**Activity**
Take every line from the listing below that contains "DONNEES".

[[ Material for this exercise, beginning ]]

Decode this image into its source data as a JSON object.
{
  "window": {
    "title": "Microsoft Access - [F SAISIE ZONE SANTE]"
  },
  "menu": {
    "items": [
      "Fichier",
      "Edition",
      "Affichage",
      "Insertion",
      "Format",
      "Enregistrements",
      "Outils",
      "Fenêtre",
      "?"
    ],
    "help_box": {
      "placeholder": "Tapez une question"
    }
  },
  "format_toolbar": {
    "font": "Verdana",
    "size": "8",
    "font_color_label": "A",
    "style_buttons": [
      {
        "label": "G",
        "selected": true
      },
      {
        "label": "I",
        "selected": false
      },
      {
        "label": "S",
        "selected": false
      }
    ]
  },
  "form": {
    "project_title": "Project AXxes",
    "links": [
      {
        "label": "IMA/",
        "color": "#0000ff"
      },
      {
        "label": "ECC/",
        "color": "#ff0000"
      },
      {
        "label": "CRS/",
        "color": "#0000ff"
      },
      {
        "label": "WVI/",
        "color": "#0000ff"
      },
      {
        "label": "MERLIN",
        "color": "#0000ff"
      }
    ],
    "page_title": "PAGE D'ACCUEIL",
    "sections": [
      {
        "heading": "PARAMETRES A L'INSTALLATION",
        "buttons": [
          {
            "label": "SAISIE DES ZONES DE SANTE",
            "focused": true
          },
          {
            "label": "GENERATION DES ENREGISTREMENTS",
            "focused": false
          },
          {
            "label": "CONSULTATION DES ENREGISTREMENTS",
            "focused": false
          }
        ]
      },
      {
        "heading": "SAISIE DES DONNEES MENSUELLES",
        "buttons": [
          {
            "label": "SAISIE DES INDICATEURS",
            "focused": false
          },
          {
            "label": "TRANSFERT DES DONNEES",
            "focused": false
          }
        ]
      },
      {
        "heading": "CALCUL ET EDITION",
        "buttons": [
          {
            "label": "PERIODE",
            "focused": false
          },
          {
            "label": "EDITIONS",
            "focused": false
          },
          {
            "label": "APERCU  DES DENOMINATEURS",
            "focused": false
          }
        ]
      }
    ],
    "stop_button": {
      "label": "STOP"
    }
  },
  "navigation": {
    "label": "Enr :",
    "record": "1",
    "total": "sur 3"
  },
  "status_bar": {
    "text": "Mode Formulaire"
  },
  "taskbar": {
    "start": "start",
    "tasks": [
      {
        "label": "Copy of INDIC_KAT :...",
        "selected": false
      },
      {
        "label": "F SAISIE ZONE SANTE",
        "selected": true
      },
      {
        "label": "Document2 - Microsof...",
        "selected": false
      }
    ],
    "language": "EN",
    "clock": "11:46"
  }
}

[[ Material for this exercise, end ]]

**Solution to the problem**
        "heading": "SAISIE DES DONNEES MENSUELLES",
            "label": "TRANSFERT DES DONNEES",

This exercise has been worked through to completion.